# WORK TO COMPLETE
Below are some records. Pull every line that contains the word "this".

# MATERIAL TO PROCESS
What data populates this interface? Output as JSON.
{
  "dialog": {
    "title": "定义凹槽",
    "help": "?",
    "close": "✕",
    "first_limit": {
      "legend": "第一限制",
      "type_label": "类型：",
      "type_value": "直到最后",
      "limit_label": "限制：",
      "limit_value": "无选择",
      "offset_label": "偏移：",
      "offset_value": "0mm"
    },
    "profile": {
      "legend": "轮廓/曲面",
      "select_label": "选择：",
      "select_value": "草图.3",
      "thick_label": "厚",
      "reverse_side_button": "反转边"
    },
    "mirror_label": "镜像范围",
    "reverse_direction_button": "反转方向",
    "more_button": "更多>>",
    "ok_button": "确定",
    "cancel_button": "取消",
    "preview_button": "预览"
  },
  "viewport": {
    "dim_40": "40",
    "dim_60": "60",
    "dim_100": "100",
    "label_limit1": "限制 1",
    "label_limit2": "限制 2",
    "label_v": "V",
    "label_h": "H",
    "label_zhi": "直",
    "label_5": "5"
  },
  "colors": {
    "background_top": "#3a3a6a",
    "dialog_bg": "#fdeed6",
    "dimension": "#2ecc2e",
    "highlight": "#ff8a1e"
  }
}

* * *

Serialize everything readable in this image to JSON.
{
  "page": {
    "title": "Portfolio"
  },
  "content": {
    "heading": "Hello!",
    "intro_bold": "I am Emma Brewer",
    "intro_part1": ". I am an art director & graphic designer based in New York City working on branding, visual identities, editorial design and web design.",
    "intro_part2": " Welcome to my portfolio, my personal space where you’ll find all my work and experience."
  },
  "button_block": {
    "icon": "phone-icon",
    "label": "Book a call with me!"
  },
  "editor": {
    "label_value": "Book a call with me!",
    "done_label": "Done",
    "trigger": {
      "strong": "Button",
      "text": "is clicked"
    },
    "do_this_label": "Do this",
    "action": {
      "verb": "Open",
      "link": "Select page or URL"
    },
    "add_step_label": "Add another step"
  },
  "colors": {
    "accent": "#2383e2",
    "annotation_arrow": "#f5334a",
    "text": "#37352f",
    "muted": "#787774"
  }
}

# REPLY TO THE EXERCISE
What data populates this interface? Output as JSON.
Serialize everything readable in this image to JSON.
    "do_this_label": "Do this",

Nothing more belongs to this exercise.